(App and web page records)
[Start of Attachment]

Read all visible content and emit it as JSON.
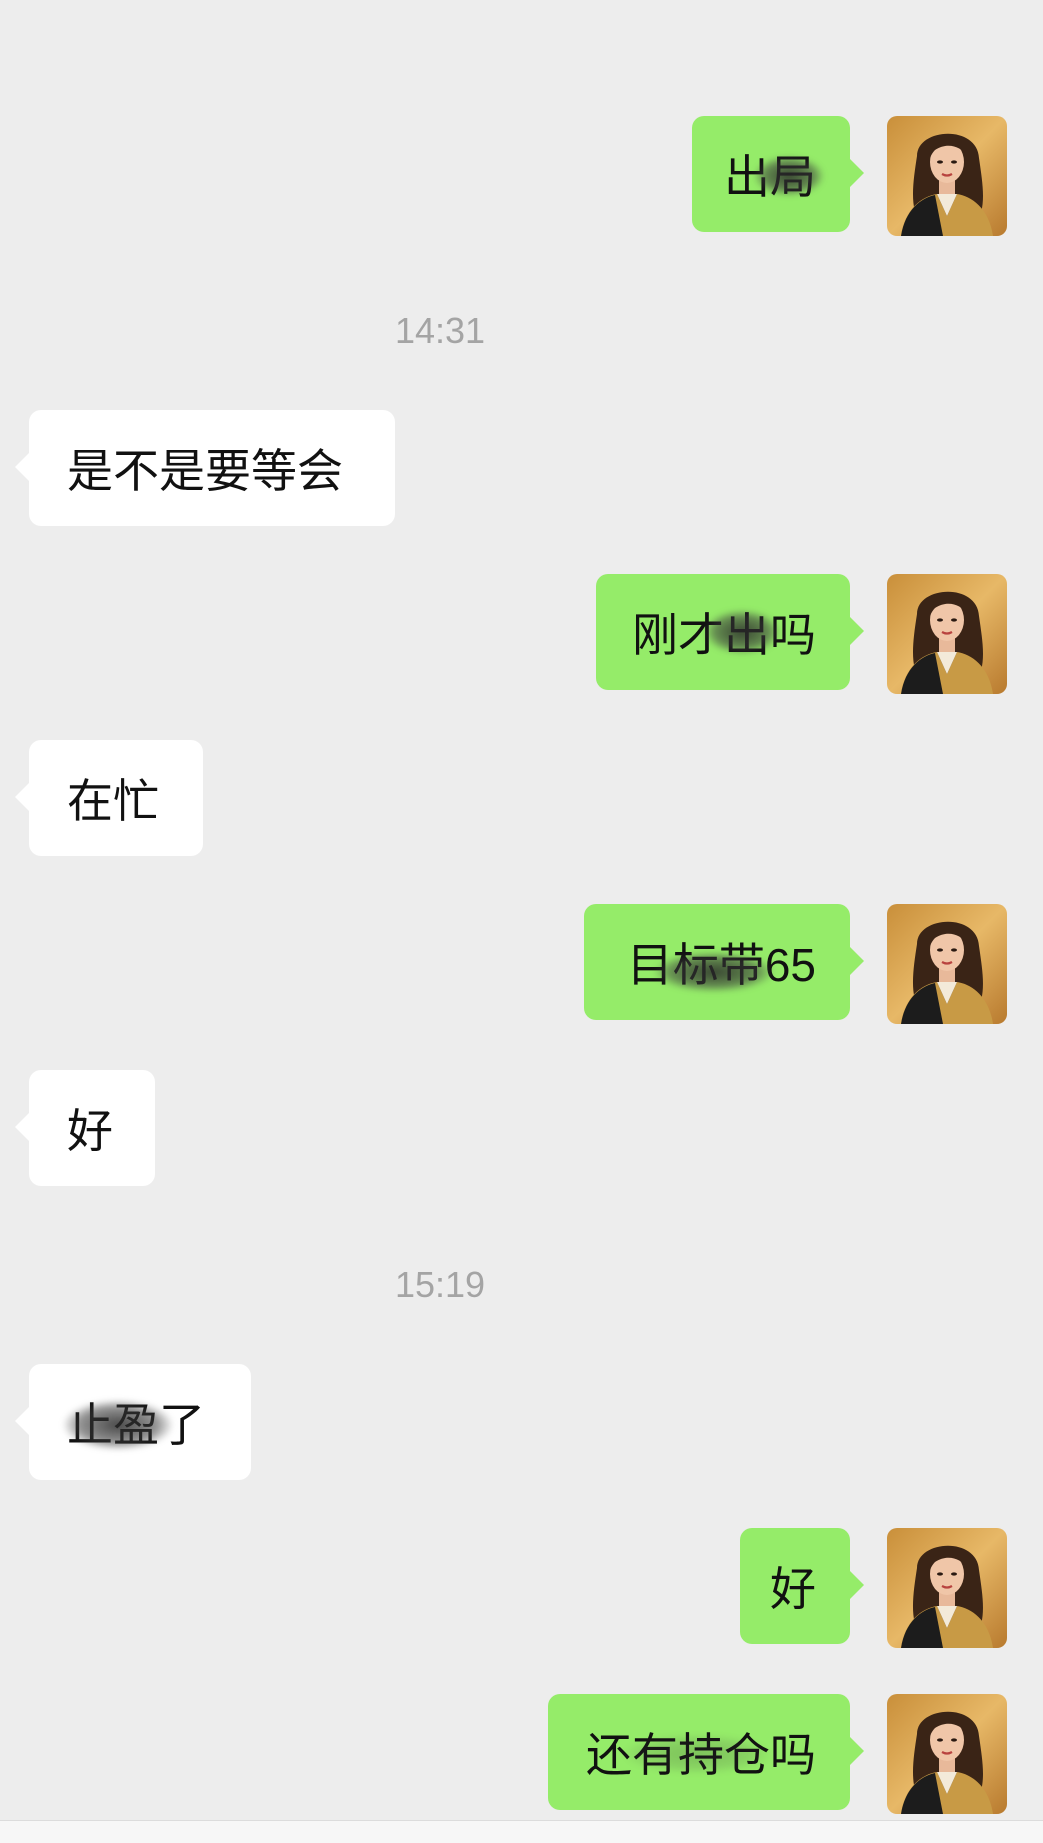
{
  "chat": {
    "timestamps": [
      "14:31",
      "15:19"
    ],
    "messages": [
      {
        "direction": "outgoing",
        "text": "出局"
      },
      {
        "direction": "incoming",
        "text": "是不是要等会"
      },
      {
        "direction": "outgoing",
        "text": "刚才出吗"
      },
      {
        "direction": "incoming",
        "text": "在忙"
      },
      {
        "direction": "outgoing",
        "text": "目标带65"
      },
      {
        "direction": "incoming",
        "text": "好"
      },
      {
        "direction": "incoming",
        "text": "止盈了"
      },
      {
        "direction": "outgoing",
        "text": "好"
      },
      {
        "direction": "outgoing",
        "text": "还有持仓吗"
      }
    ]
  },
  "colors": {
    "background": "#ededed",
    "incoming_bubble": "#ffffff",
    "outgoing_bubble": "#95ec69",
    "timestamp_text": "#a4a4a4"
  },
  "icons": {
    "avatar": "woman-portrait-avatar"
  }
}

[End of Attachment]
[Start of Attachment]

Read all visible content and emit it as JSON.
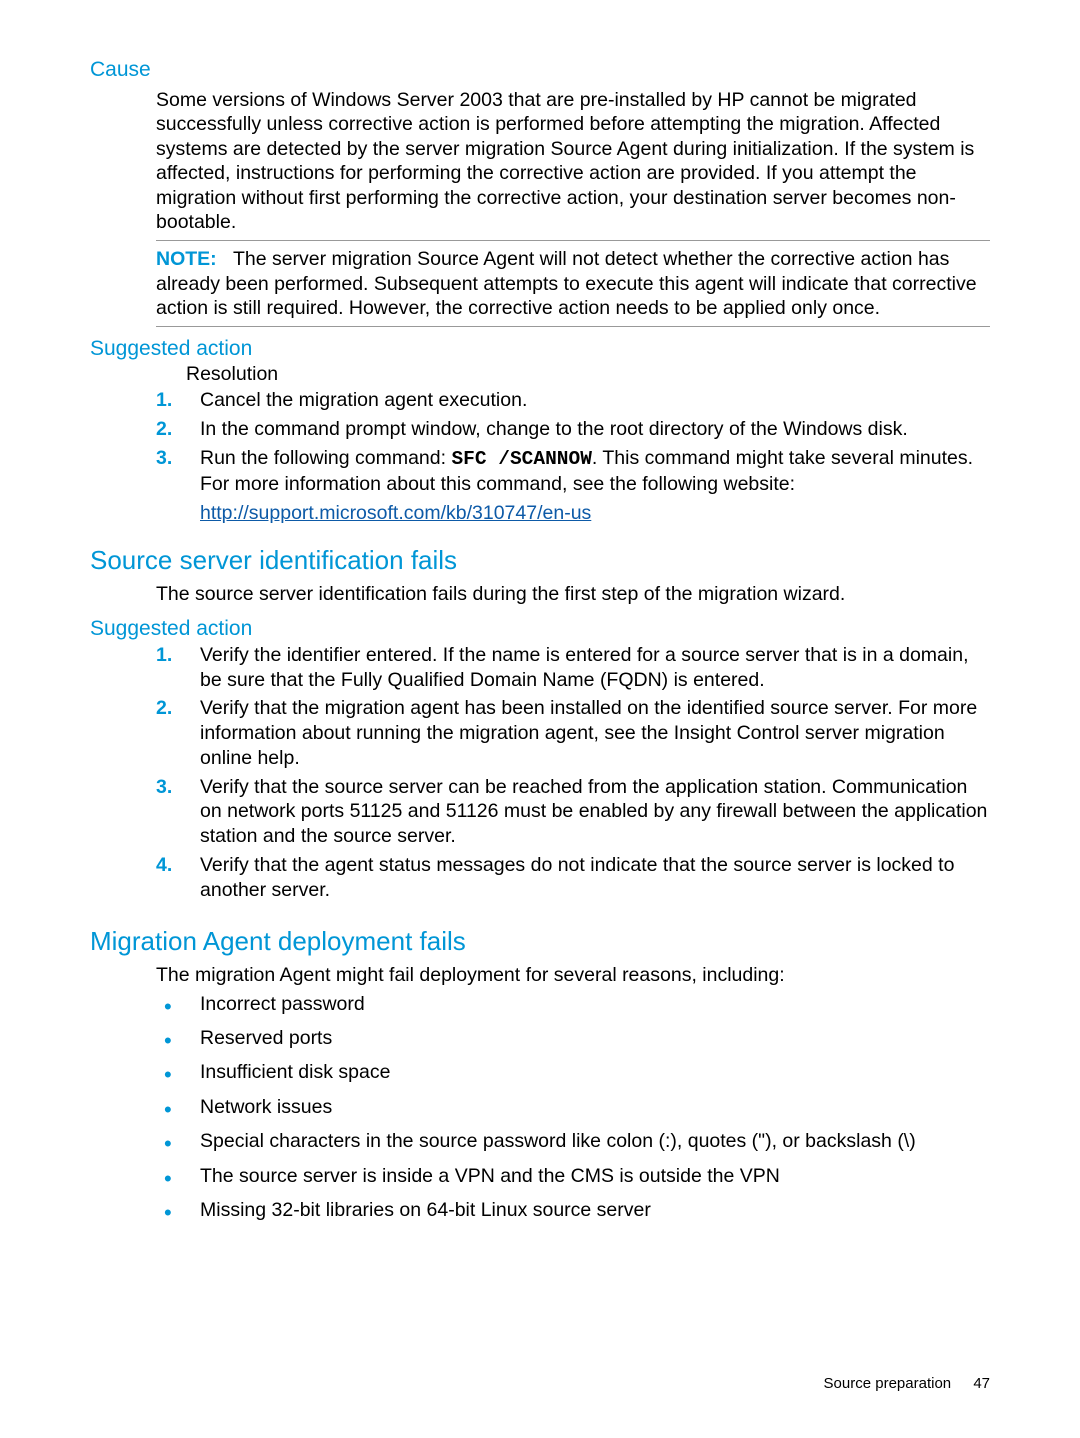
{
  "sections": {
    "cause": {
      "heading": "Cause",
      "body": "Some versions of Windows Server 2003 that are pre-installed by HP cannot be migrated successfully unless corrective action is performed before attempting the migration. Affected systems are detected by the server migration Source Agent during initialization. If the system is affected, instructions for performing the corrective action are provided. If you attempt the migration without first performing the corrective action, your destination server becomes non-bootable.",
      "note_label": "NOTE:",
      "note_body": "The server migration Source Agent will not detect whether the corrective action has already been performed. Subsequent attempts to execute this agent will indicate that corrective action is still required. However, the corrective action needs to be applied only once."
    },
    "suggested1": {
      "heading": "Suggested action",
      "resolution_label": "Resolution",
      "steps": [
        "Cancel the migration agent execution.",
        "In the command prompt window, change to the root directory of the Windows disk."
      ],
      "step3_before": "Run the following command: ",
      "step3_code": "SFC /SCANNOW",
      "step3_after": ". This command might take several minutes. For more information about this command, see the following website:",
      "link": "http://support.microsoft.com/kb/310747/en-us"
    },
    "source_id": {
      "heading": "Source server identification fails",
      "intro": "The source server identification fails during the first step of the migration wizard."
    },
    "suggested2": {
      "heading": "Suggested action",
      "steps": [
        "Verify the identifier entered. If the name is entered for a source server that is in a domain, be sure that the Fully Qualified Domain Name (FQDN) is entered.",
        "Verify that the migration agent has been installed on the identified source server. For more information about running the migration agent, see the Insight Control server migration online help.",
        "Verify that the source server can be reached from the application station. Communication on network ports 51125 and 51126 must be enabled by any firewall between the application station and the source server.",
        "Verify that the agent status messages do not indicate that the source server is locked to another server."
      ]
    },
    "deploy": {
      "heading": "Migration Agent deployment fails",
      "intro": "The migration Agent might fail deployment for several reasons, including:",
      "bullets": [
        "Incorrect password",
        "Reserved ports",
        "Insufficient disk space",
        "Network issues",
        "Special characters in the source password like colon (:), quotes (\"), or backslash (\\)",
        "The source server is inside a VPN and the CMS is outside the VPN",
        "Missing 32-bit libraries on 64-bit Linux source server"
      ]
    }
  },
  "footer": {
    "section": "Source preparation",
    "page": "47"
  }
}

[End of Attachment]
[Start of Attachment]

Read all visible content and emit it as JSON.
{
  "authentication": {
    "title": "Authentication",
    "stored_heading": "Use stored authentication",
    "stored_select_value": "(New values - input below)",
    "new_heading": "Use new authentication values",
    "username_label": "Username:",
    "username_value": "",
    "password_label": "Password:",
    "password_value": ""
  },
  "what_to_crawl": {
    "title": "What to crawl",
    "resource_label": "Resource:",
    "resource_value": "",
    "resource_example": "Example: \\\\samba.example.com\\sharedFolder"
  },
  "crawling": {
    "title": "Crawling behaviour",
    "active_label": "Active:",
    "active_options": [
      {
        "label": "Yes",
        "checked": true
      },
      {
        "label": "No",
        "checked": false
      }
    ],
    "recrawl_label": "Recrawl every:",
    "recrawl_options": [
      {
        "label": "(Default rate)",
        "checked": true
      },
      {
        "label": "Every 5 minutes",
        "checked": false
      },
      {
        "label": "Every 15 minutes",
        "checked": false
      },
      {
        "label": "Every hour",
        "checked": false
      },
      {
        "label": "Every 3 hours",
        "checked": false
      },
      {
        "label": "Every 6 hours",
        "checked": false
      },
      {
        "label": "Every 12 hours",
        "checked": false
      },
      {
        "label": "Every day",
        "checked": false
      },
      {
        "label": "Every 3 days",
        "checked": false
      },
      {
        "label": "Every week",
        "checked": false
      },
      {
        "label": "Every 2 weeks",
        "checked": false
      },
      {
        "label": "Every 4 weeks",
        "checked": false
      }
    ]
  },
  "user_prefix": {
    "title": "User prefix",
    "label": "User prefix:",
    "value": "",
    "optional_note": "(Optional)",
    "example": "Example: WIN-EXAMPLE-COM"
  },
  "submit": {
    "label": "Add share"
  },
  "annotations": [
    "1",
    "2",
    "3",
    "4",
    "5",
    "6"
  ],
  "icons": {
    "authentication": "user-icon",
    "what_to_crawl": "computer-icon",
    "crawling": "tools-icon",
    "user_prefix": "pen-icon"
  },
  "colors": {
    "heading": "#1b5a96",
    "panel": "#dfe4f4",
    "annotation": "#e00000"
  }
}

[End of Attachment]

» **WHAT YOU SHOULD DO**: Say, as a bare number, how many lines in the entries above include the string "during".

» **COMPLETED TASK**: 2